§ Work instructions
Look over the data below and give the number of lines containing the word "JSON", with no other words.

===

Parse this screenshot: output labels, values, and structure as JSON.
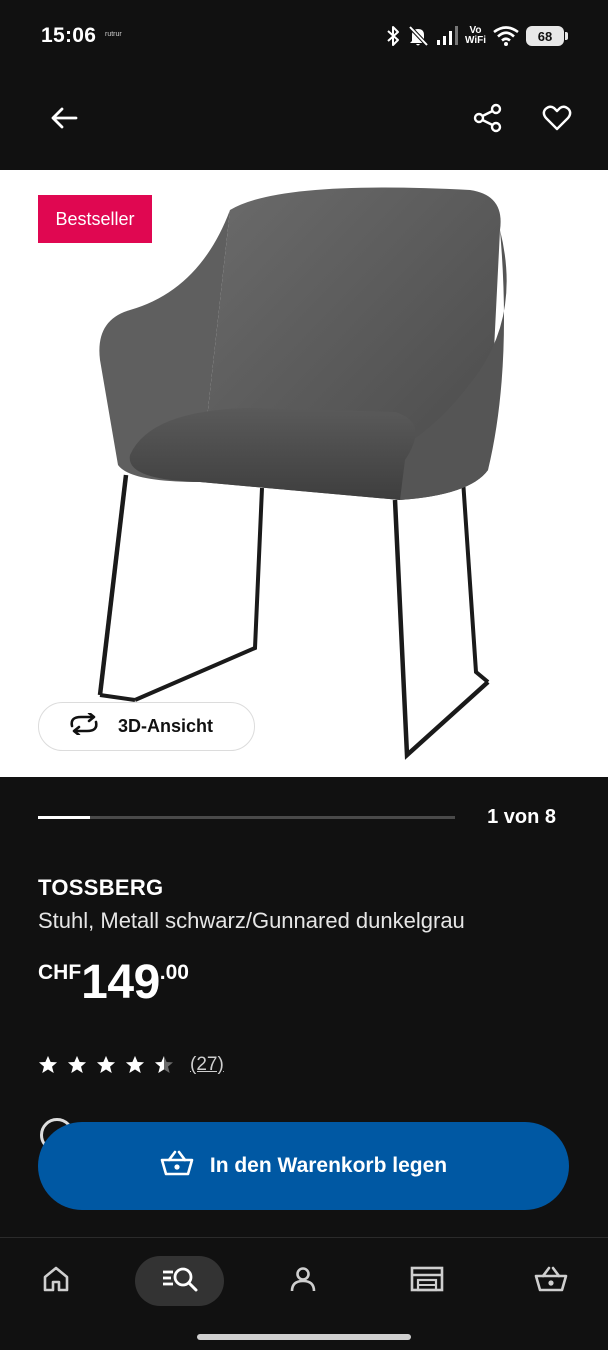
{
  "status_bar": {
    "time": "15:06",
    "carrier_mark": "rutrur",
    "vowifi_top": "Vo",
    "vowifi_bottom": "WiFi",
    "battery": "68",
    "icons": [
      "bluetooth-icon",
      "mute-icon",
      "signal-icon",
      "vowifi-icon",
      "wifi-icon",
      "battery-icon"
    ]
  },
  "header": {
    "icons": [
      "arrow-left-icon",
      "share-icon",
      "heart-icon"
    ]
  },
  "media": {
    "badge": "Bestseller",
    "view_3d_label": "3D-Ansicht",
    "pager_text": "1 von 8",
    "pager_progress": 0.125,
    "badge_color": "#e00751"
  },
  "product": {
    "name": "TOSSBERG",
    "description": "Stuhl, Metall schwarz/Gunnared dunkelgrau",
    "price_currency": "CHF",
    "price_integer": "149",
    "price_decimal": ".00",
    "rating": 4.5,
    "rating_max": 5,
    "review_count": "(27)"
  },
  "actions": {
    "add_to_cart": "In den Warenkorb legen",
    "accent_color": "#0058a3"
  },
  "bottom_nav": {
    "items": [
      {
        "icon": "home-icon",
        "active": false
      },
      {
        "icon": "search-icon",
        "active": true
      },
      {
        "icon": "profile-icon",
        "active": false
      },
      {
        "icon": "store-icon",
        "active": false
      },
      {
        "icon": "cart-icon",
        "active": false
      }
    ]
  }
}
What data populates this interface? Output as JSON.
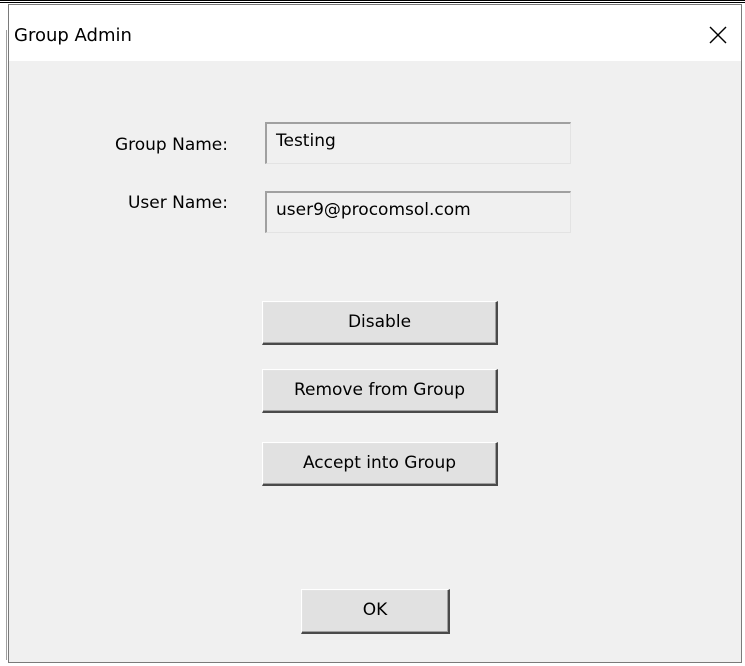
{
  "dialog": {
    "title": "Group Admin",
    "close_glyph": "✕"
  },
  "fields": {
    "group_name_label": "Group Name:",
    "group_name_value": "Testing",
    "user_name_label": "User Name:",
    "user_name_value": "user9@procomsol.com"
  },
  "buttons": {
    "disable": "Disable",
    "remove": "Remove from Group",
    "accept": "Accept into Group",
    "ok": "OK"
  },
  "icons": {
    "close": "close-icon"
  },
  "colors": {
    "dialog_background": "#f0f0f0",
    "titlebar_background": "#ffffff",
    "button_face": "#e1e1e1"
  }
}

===

§ Solution to this problem
2